Saved data entries
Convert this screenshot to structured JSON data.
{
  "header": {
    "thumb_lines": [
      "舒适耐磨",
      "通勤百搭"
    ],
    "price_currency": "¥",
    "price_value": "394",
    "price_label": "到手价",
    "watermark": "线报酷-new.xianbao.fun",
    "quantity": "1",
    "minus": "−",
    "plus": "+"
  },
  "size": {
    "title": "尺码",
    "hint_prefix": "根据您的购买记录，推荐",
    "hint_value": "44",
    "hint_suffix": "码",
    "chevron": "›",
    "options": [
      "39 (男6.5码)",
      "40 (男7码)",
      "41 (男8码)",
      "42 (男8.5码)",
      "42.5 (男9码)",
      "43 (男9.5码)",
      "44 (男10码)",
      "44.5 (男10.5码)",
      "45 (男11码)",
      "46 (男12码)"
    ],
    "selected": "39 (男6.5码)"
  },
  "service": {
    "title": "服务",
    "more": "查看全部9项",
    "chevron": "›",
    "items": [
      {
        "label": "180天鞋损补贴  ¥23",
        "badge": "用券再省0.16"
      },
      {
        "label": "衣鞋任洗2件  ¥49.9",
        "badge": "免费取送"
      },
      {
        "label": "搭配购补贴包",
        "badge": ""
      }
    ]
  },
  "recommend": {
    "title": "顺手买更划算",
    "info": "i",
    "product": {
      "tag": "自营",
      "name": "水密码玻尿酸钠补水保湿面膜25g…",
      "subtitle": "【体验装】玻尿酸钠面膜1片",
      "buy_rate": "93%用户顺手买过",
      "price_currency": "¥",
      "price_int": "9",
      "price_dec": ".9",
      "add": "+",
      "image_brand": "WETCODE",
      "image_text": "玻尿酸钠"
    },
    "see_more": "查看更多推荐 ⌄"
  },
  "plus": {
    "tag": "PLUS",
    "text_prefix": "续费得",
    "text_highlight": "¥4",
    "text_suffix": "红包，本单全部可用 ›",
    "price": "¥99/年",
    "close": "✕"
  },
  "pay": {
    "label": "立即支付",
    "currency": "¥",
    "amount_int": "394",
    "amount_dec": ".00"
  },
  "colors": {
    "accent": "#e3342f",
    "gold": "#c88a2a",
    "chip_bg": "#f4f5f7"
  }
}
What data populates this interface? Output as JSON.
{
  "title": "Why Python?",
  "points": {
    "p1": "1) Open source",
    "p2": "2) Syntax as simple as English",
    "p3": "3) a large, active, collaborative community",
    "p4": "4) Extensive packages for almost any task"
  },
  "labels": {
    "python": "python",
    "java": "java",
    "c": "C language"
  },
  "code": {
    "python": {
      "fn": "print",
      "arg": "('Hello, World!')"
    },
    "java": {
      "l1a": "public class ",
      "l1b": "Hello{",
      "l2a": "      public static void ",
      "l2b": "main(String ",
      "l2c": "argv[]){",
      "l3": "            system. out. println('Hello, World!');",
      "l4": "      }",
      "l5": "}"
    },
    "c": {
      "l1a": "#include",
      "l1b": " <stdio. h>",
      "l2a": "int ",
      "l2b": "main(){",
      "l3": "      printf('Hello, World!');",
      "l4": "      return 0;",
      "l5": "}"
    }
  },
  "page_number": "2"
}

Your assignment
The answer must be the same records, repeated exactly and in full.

Result
Convert this screenshot to structured JSON data.
{
  "header": {
    "thumb_lines": [
      "舒适耐磨",
      "通勤百搭"
    ],
    "price_currency": "¥",
    "price_value": "394",
    "price_label": "到手价",
    "watermark": "线报酷-new.xianbao.fun",
    "quantity": "1",
    "minus": "−",
    "plus": "+"
  },
  "size": {
    "title": "尺码",
    "hint_prefix": "根据您的购买记录，推荐",
    "hint_value": "44",
    "hint_suffix": "码",
    "chevron": "›",
    "options": [
      "39 (男6.5码)",
      "40 (男7码)",
      "41 (男8码)",
      "42 (男8.5码)",
      "42.5 (男9码)",
      "43 (男9.5码)",
      "44 (男10码)",
      "44.5 (男10.5码)",
      "45 (男11码)",
      "46 (男12码)"
    ],
    "selected": "39 (男6.5码)"
  },
  "service": {
    "title": "服务",
    "more": "查看全部9项",
    "chevron": "›",
    "items": [
      {
        "label": "180天鞋损补贴  ¥23",
        "badge": "用券再省0.16"
      },
      {
        "label": "衣鞋任洗2件  ¥49.9",
        "badge": "免费取送"
      },
      {
        "label": "搭配购补贴包",
        "badge": ""
      }
    ]
  },
  "recommend": {
    "title": "顺手买更划算",
    "info": "i",
    "product": {
      "tag": "自营",
      "name": "水密码玻尿酸钠补水保湿面膜25g…",
      "subtitle": "【体验装】玻尿酸钠面膜1片",
      "buy_rate": "93%用户顺手买过",
      "price_currency": "¥",
      "price_int": "9",
      "price_dec": ".9",
      "add": "+",
      "image_brand": "WETCODE",
      "image_text": "玻尿酸钠"
    },
    "see_more": "查看更多推荐 ⌄"
  },
  "plus": {
    "tag": "PLUS",
    "text_prefix": "续费得",
    "text_highlight": "¥4",
    "text_suffix": "红包，本单全部可用 ›",
    "price": "¥99/年",
    "close": "✕"
  },
  "pay": {
    "label": "立即支付",
    "currency": "¥",
    "amount_int": "394",
    "amount_dec": ".00"
  },
  "colors": {
    "accent": "#e3342f",
    "gold": "#c88a2a",
    "chip_bg": "#f4f5f7"
  }
}
What data populates this interface? Output as JSON.
{
  "title": "Why Python?",
  "points": {
    "p1": "1) Open source",
    "p2": "2) Syntax as simple as English",
    "p3": "3) a large, active, collaborative community",
    "p4": "4) Extensive packages for almost any task"
  },
  "labels": {
    "python": "python",
    "java": "java",
    "c": "C language"
  },
  "code": {
    "python": {
      "fn": "print",
      "arg": "('Hello, World!')"
    },
    "java": {
      "l1a": "public class ",
      "l1b": "Hello{",
      "l2a": "      public static void ",
      "l2b": "main(String ",
      "l2c": "argv[]){",
      "l3": "            system. out. println('Hello, World!');",
      "l4": "      }",
      "l5": "}"
    },
    "c": {
      "l1a": "#include",
      "l1b": " <stdio. h>",
      "l2a": "int ",
      "l2b": "main(){",
      "l3": "      printf('Hello, World!');",
      "l4": "      return 0;",
      "l5": "}"
    }
  },
  "page_number": "2"
}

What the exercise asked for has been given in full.